- White space. Don’t fill up the entire slide with imagery and text. Take a “less is more” approach to your design. Slides that are too busy can intimidate, bore, or confuse. When in doubt, use more graphics than text.
- Images only. Slides are a visual medium. Work to eliminate text and tell your story through photos, graphs, charts, drawings, or video. Pictures engage the brain and trigger meaningful associations that words cannot.
If you MUST use text …
- Easy to read. Use a 24-point font to ensure visibility. Sans serif fonts are generally easier to read. In Western cultures, people read from left to right, so be sure your design positions key information at the right or center.
- Simple language. Make your text read like headlines. Avoid full sentences unless you’re directly quoting a person or study. Drop small connecting words such as a, an, and the, and whittle the idea down to its gist. For example, “We expect there will be more changes in the near future” becomes “More Changes Soon.”
- Color. Use color to make it easier for viewers to distinguish between concepts and data. For example, on a graph showing current and projected sales for a product, and their times to market, assign each category its own color. This helps the audience quickly decipher and REMEMBER the meanings of the various lines and arrows.
- Keep it moving. Don’t let the audience read ahead of you. Create a “build” that adds each image, line of text. or image as you’re ready for it. Explore the many tools available that help make your slides lively through simple, eye-catching animations.
- Consistent. Be sure to use the same (or two well-paired) fonts throughout your presentation. Decide whether you’ll use periods at the end of text bullets and how you’ll use capital letters, and then follow that style throughout.
- Cultural inclusion. When choosing stock photography for your slides, be sure the faces represent a gender balance and mix of ethnicities. When presenters fail to be inclusive, they risk alienating members of the audience.
- Video. Video brings people, locations, and emotions into your presentation, enhancing your message. Showing customer testimonials, for example, is far more effective than merely capturing their quotations on screen.
- Conversion. Slides that look perfect on one device may change significantly when shown on another.

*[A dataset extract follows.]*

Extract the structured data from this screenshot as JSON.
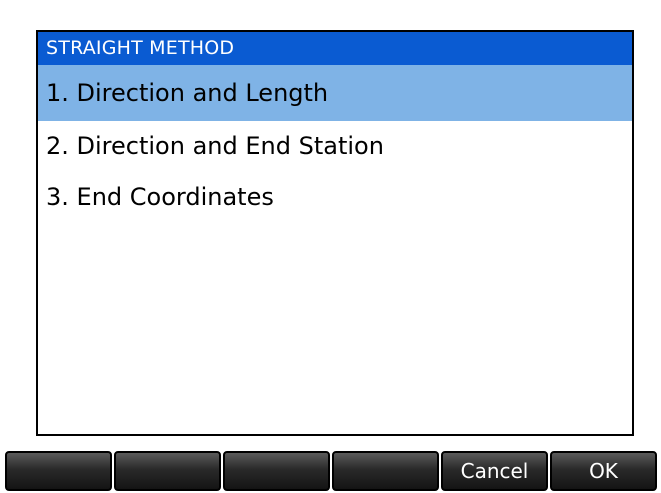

Review your slides before showing them on a laptop or tablet other than your own.
- Peace of mind. Just because you find an image on the Internet does not mean it’s legal to use. For royalty-free images, use image banks such as Getty Images or Shutterstock. To use Google Images safely, enter the image you’re looking for, click “Advanced,” choose “Usage Rights” from the pull-down menu, and click “free to use, share or modify, even commercially.” For more information on staying safe visit http://www.wikihow.com/Avoid-Copyright-Infringement

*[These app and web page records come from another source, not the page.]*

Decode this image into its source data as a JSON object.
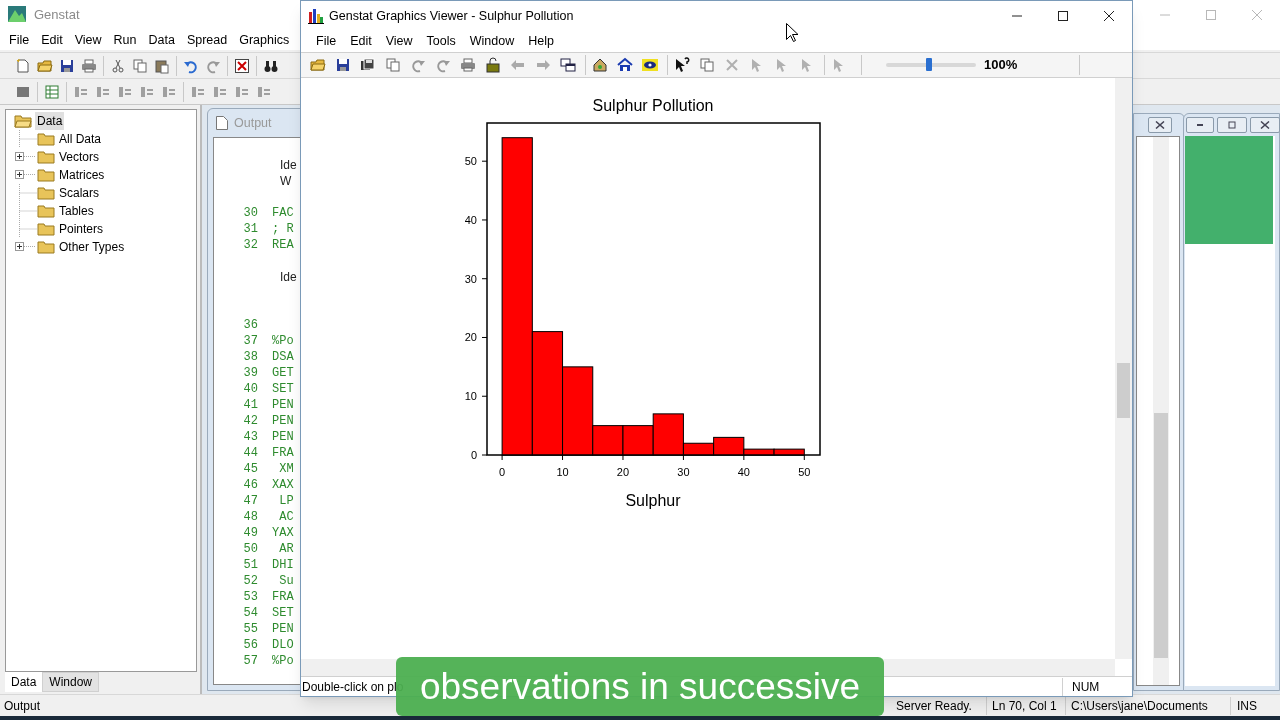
{
  "app": {
    "title": "Genstat",
    "menu": [
      "File",
      "Edit",
      "View",
      "Run",
      "Data",
      "Spread",
      "Graphics"
    ],
    "tree": {
      "label": "Data",
      "selected": true,
      "children": [
        {
          "label": "All Data",
          "expandable": false,
          "selected": false
        },
        {
          "label": "Vectors",
          "expandable": true,
          "selected": false
        },
        {
          "label": "Matrices",
          "expandable": true,
          "selected": false
        },
        {
          "label": "Scalars",
          "expandable": false,
          "selected": false
        },
        {
          "label": "Tables",
          "expandable": false,
          "selected": false
        },
        {
          "label": "Pointers",
          "expandable": false,
          "selected": false
        },
        {
          "label": "Other Types",
          "expandable": true,
          "selected": false
        }
      ]
    },
    "panel_tabs": [
      {
        "label": "Data",
        "selected": true
      },
      {
        "label": "Window",
        "selected": false
      }
    ],
    "status_bar": [
      "Output",
      "Server Ready.",
      "Ln 70, Col 1",
      "C:\\Users\\jane\\Documents",
      "INS"
    ]
  },
  "output_window": {
    "title": "Output",
    "lines": [
      {
        "kind": "heading",
        "text": "Ide"
      },
      {
        "kind": "heading",
        "text": "W"
      },
      {
        "kind": "gap"
      },
      {
        "kind": "code",
        "number": "30",
        "text": "FAC"
      },
      {
        "kind": "code",
        "number": "31",
        "text": "; R"
      },
      {
        "kind": "code",
        "number": "32",
        "text": "REA"
      },
      {
        "kind": "gap"
      },
      {
        "kind": "heading",
        "text": "Ide"
      },
      {
        "kind": "gap"
      },
      {
        "kind": "gap"
      },
      {
        "kind": "code",
        "number": "36"
      },
      {
        "kind": "code",
        "number": "37",
        "text": "%Po"
      },
      {
        "kind": "code",
        "number": "38",
        "text": "DSA"
      },
      {
        "kind": "code",
        "number": "39",
        "text": "GET"
      },
      {
        "kind": "code",
        "number": "40",
        "text": "SET"
      },
      {
        "kind": "code",
        "number": "41",
        "text": "PEN"
      },
      {
        "kind": "code",
        "number": "42",
        "text": "PEN"
      },
      {
        "kind": "code",
        "number": "43",
        "text": "PEN"
      },
      {
        "kind": "code",
        "number": "44",
        "text": "FRA"
      },
      {
        "kind": "code",
        "number": "45",
        "text": " XM"
      },
      {
        "kind": "code",
        "number": "46",
        "text": "XAX"
      },
      {
        "kind": "code",
        "number": "47",
        "text": " LP"
      },
      {
        "kind": "code",
        "number": "48",
        "text": " AC"
      },
      {
        "kind": "code",
        "number": "49",
        "text": "YAX"
      },
      {
        "kind": "code",
        "number": "50",
        "text": " AR"
      },
      {
        "kind": "code",
        "number": "51",
        "text": "DHI"
      },
      {
        "kind": "code",
        "number": "52",
        "text": " Su"
      },
      {
        "kind": "code",
        "number": "53",
        "text": "FRA"
      },
      {
        "kind": "code",
        "number": "54",
        "text": "SET"
      },
      {
        "kind": "code",
        "number": "55",
        "text": "PEN"
      },
      {
        "kind": "code",
        "number": "56",
        "text": "DLO"
      },
      {
        "kind": "code",
        "number": "57",
        "text": "%Po"
      }
    ]
  },
  "graphics_viewer": {
    "title": "Genstat Graphics Viewer - Sulphur Pollution",
    "menu": [
      "File",
      "Edit",
      "View",
      "Tools",
      "Window",
      "Help"
    ],
    "zoom": {
      "level": 0.48,
      "reading": "100%"
    },
    "chart_data": {
      "type": "bar",
      "title": "Sulphur Pollution",
      "xlabel": "Sulphur",
      "x": [
        2.5,
        7.5,
        12.5,
        17.5,
        22.5,
        27.5,
        32.5,
        37.5,
        42.5,
        47.5
      ],
      "values": [
        54,
        21,
        15,
        5,
        5,
        7,
        2,
        3,
        1,
        1
      ],
      "xlim": [
        -2.5,
        52.6
      ],
      "ylim": [
        0,
        56.5
      ],
      "xticks": [
        0,
        10,
        20,
        30,
        40,
        50
      ],
      "yticks": [
        0,
        10,
        20,
        30,
        40,
        50
      ]
    },
    "status_bar": [
      "Double-click on plo",
      "NUM"
    ]
  },
  "caption": "observations in successive"
}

- Don’t trust embedded videos. It’s Murphy’s Law; video clips programmed into presentations often play perfectly in rehearsal but freeze up in the presentation. Have a backup plan for showing video, and then rehearse your backup plan.
- Don’t rely on WiFi. The prestige of the business, hotel, or conference center is no guarantee of a reliable connection. Unless your presentation is being produced by a professional meetings and events company, don’t assume you’ll have glitch-free WiFi. When feasible, load your presentation in its entirety on your device to ensure optimal performance.

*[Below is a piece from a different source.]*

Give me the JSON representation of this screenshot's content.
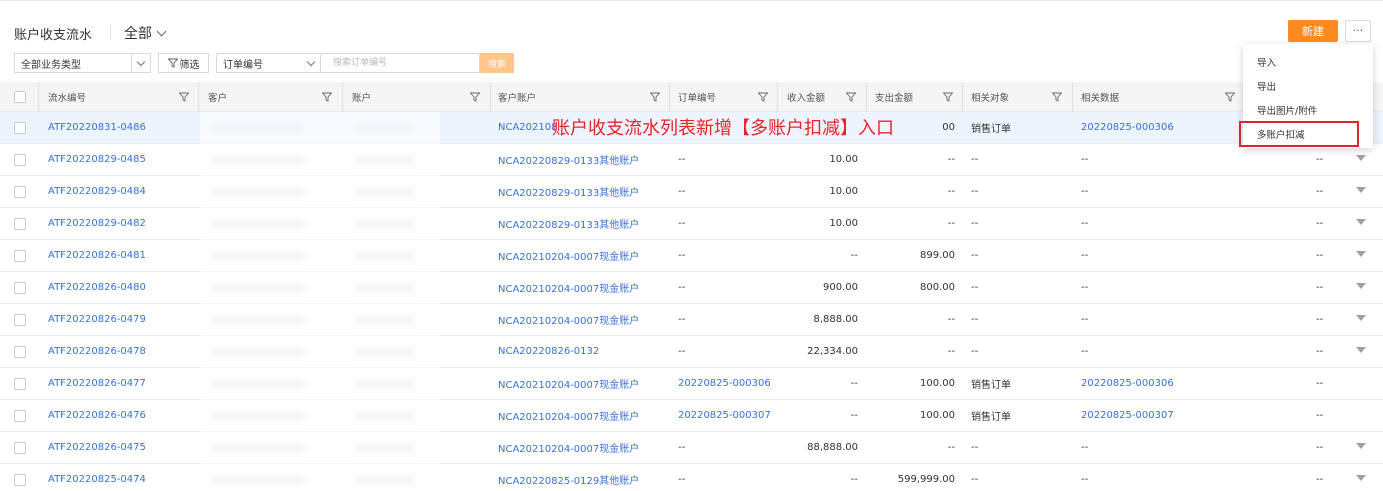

Much of this may seem like common sense, but common sense often goes out the window when you’re under a time-crunch and multi-tasking. And let’s face it, EVERY professional working today is continually working under a time-crunch and multi-tasking.
Therefore, when creating the visuals for your next presentation, step back, think, and put yourself in the audience’s shoes; would YOU want to read a screen full of text?
Didn’t think so.